This is what we achieved in 2020: the year of cancelled events, delayed projects, and total turmoil. We couldn't be prouder of everything our local Trusts achieved, despite all of the roadblocks. With your help, we can achieve even more next year.
Our review contains more on some of our favourite projects from last year, like…
- Tackling plastic pollution from source to sea: The Preventing Plastic Pollution project was launched, a collaboration between 18 partners across England and France to investigate and combat plastic pollution at its source: rivers.
- Re-opening the river: After nearly half a century as one of the first and widest barriers to fish migration in the River Ribble, Salmesbury Weir was removed, allowing fish to swim return upstream for spawning.
- Holding back the flood: Natural Flood Management has huge potential when it comes to protecting communities from flooding. Financing such schemes has always been a roadblock—but the Wyre Natural Flood Management (NFM) Investment Readiness project hopes to change that.
- People for rivers, rivers for people: Despite COVID restrictions, Thames21 continued their Urban River Regeneration: Restoring Brent Rivers and Communities project, working with partners such as GPs and local mental health charity Ashford Place to enact social prescribing to benefit people and rivers in some of Greater London’s most deprived areas.
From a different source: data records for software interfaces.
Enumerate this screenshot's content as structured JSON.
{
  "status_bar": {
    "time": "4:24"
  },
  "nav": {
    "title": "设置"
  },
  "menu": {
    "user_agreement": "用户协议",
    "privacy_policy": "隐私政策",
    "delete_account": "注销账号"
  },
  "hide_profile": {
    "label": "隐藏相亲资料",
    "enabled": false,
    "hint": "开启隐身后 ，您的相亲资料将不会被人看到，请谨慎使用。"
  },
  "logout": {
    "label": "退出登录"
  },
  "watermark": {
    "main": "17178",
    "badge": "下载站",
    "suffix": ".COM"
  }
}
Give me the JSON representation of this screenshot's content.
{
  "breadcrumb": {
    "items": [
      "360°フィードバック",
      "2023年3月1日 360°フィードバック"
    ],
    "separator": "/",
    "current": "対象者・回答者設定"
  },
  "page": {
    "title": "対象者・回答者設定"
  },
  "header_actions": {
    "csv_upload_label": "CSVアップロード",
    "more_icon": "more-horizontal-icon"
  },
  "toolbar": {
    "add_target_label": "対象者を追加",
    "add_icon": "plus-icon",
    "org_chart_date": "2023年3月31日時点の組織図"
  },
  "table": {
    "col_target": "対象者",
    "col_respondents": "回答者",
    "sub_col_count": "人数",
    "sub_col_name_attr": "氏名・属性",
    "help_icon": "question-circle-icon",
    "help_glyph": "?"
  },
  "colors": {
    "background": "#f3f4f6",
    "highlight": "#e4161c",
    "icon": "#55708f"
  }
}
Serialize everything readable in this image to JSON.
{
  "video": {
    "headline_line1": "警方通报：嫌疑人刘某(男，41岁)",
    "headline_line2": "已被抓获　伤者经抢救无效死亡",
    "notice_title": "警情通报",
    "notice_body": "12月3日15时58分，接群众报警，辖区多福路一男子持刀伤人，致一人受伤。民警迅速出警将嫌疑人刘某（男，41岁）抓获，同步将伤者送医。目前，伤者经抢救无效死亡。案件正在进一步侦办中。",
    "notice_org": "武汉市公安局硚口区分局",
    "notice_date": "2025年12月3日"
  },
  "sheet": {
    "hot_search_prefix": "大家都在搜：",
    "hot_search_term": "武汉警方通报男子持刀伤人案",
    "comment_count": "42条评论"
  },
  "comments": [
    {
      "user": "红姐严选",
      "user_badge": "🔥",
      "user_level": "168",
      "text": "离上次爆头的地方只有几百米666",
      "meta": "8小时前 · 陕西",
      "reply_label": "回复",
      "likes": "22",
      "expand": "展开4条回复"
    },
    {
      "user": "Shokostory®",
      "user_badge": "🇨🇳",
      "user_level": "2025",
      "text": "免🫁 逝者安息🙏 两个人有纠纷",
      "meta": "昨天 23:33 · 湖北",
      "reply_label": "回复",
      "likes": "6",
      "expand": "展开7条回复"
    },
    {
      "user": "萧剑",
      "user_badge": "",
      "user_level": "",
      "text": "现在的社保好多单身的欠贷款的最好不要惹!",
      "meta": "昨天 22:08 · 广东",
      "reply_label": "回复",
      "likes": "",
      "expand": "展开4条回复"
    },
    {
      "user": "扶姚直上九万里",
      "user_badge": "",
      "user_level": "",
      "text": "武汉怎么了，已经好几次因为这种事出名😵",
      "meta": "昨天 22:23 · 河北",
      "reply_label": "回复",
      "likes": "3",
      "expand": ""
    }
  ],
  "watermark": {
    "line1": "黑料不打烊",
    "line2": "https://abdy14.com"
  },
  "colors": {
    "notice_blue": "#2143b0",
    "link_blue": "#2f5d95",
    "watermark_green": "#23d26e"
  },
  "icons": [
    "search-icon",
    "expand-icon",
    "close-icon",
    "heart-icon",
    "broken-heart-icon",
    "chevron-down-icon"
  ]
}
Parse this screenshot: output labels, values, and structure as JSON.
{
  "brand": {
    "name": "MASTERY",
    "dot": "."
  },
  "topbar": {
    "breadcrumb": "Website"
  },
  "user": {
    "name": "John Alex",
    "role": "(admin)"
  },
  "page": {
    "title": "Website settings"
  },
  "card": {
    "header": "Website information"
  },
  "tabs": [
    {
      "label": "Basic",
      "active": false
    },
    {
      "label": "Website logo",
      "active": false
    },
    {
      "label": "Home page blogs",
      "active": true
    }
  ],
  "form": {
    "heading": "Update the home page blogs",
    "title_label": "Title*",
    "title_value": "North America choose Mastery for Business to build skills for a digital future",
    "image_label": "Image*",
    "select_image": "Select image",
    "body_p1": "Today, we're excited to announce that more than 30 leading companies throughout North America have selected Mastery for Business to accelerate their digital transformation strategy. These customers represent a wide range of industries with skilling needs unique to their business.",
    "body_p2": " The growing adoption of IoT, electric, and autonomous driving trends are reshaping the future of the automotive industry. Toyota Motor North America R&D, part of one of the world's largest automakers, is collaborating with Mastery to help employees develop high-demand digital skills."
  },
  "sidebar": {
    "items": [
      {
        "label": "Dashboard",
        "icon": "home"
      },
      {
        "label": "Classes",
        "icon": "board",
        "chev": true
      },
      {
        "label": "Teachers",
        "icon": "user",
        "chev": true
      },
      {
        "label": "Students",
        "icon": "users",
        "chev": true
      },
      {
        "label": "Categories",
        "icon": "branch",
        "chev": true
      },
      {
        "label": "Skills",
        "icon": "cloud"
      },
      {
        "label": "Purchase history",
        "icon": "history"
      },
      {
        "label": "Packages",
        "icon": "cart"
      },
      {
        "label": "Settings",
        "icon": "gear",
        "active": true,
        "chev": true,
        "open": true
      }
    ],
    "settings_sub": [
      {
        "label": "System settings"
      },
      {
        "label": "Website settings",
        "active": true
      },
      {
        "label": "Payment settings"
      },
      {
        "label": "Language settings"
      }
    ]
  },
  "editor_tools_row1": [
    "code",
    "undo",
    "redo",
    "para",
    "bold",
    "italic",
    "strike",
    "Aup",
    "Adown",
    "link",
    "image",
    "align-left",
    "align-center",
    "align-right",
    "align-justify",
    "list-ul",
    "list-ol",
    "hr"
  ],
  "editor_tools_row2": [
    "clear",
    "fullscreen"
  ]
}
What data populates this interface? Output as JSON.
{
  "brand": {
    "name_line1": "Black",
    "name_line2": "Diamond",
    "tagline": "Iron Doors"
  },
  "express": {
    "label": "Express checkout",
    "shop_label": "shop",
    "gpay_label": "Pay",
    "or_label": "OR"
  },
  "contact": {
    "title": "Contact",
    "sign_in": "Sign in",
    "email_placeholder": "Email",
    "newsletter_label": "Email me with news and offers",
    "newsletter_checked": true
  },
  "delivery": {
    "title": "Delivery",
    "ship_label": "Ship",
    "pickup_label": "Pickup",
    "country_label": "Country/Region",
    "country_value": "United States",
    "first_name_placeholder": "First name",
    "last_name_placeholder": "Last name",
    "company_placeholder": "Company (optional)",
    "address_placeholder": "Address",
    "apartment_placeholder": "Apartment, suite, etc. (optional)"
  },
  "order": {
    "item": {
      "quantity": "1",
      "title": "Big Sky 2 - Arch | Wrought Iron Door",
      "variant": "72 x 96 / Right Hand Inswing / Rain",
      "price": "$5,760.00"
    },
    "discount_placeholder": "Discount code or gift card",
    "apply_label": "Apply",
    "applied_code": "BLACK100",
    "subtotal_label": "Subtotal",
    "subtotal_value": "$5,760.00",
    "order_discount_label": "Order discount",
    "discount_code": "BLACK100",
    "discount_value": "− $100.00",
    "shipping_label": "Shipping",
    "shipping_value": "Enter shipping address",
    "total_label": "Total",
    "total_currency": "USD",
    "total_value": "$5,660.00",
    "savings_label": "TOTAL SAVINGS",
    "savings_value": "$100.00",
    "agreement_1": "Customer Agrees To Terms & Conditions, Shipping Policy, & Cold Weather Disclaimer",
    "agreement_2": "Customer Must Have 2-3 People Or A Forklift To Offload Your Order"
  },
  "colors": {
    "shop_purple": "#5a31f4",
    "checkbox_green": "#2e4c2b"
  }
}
The 2020 Rivers Trust Review
The Rivers Trust Review pulls together some incredible examples of our impact across the UK and Ireland. Have a read and find ou moret about our impact in the UK and Ireland in 2020
2020 was also the year we ramped up the fight against sewage pollution
Our Sewage Map is bigger and better than ever, and has helped river enthusiasts across England and Wales to make informed decisions about where they enter the swim, paddle, catch and play.
We helped to deliver a petition to Parliament calling for an end to sewage pollution, and asked you write to your MPs to demand better for rivers. As always, you didn’t let us down—and as a result of this pressure and the work of community groups, 2020 saw the first ever river in England receive bathing water status: an historic moment for our movement.
Raw sewage in our rivers
Sewage is discharged into rivers across the UK and Ireland on a daily basis. This isn’t an isolated problem; it occurs up and down the country, affecting urban city centre rivers and pristine chalk streams alike.
Would you like to support our cause?
If you'd like to help us achieve even more next year, please consider making a donation.